The NIH announced its proposal in a blog post by Carrie Wolinetz, the associate director for science policy, and in the Federal Register.
The purpose is to try to grow human tissues or organs in animals to better understand human diseases and develop therapies to treat them.
Researchers have long been putting human cells into animals — like pieces of human tumors in mice to test drugs that might destroy the tumors — but stem cell research is fundamentally different.
The stem cells are put into developing embryos where they can become any cells, like those in organs, blood and bone.
But the very idea of a human-animal mix can be chilling, and will not meet with universal acceptance.
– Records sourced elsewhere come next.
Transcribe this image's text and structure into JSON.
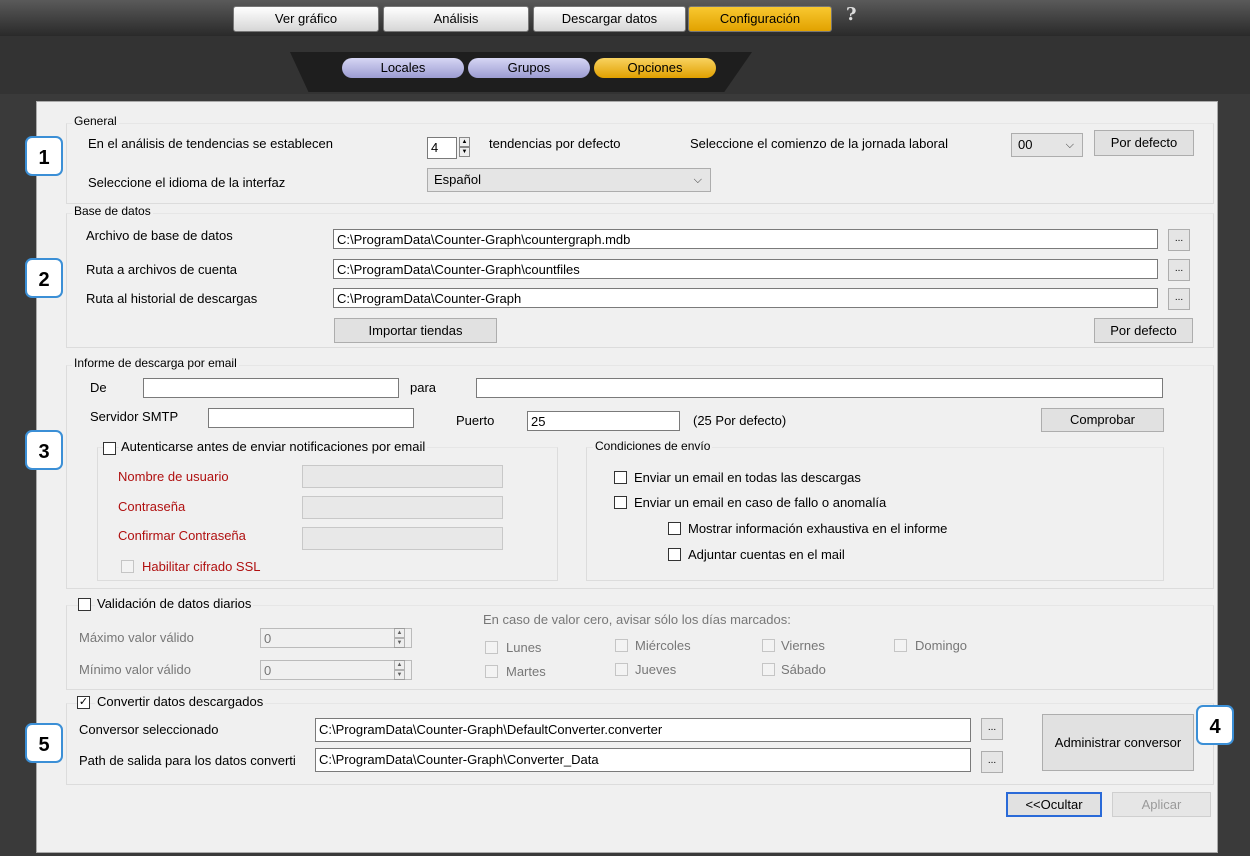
{
  "top_tabs": [
    {
      "label": "Ver gráfico"
    },
    {
      "label": "Análisis"
    },
    {
      "label": "Descargar datos"
    },
    {
      "label": "Configuración"
    }
  ],
  "help_label": "?",
  "sub_tabs": [
    {
      "label": "Locales"
    },
    {
      "label": "Grupos"
    },
    {
      "label": "Opciones"
    }
  ],
  "badges": [
    "1",
    "2",
    "3",
    "4",
    "5"
  ],
  "general": {
    "legend": "General",
    "trends_label": "En el análisis de tendencias se establecen",
    "trends_value": "4",
    "trends_suffix": "tendencias por defecto",
    "workday_label": "Seleccione el comienzo de la jornada laboral",
    "workday_value": "00",
    "default_button": "Por defecto",
    "language_label": "Seleccione el idioma de la interfaz",
    "language_value": "Español"
  },
  "database": {
    "legend": "Base de datos",
    "rows": [
      {
        "label": "Archivo de base de datos",
        "value": "C:\\ProgramData\\Counter-Graph\\countergraph.mdb"
      },
      {
        "label": "Ruta a archivos de cuenta",
        "value": "C:\\ProgramData\\Counter-Graph\\countfiles"
      },
      {
        "label": "Ruta al historial de descargas",
        "value": "C:\\ProgramData\\Counter-Graph"
      }
    ],
    "browse_label": "...",
    "import_button": "Importar tiendas",
    "default_button": "Por defecto"
  },
  "email": {
    "legend": "Informe de descarga por email",
    "from_label": "De",
    "from_value": "",
    "to_label": "para",
    "to_value": "",
    "smtp_label": "Servidor SMTP",
    "smtp_value": "",
    "port_label": "Puerto",
    "port_value": "25",
    "port_hint": "(25 Por defecto)",
    "check_button": "Comprobar",
    "auth_label": "Autenticarse antes de enviar notificaciones por email",
    "username_label": "Nombre de usuario",
    "password_label": "Contraseña",
    "confirm_label": "Confirmar Contraseña",
    "ssl_label": "Habilitar cifrado SSL",
    "conditions_legend": "Condiciones de envío",
    "cond_all": "Enviar un email en todas las descargas",
    "cond_fail": "Enviar un email en caso de fallo o anomalía",
    "cond_exhaustive": "Mostrar información exhaustiva en el informe",
    "cond_attach": "Adjuntar cuentas en el mail"
  },
  "validation": {
    "legend": "Validación de datos diarios",
    "max_label": "Máximo valor válido",
    "max_value": "0",
    "min_label": "Mínimo valor válido",
    "min_value": "0",
    "zero_note": "En caso de valor cero, avisar sólo los días marcados:",
    "days": [
      "Lunes",
      "Martes",
      "Miércoles",
      "Jueves",
      "Viernes",
      "Sábado",
      "Domingo"
    ]
  },
  "converter": {
    "legend": "Convertir datos descargados",
    "checked": true,
    "check_mark": "✓",
    "selected_label": "Conversor seleccionado",
    "selected_value": "C:\\ProgramData\\Counter-Graph\\DefaultConverter.converter",
    "output_label": "Path de salida para los datos converti",
    "output_value": "C:\\ProgramData\\Counter-Graph\\Converter_Data",
    "manage_button": "Administrar conversor"
  },
  "footer": {
    "hide_button": "<<Ocultar",
    "apply_button": "Aplicar"
  },
  "spin_up": "▲",
  "spin_down": "▼",
  "chevron": "⌵"
}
The NIH’s plan will most likely go into effect in the fall — perhaps with some modifications — after a 30-day comment period that is now open to the public and researchers.
The NIH, which would be a major source of federal funds for this type of work, imposed the moratorium in September to consider concerns about the research.
The studies were just beginning, and the NIH did not have any projects underway involving human-animal chimeras, a term derived from mythological creatures that were part goat, lion and snake.
For the full New York Times story, click here.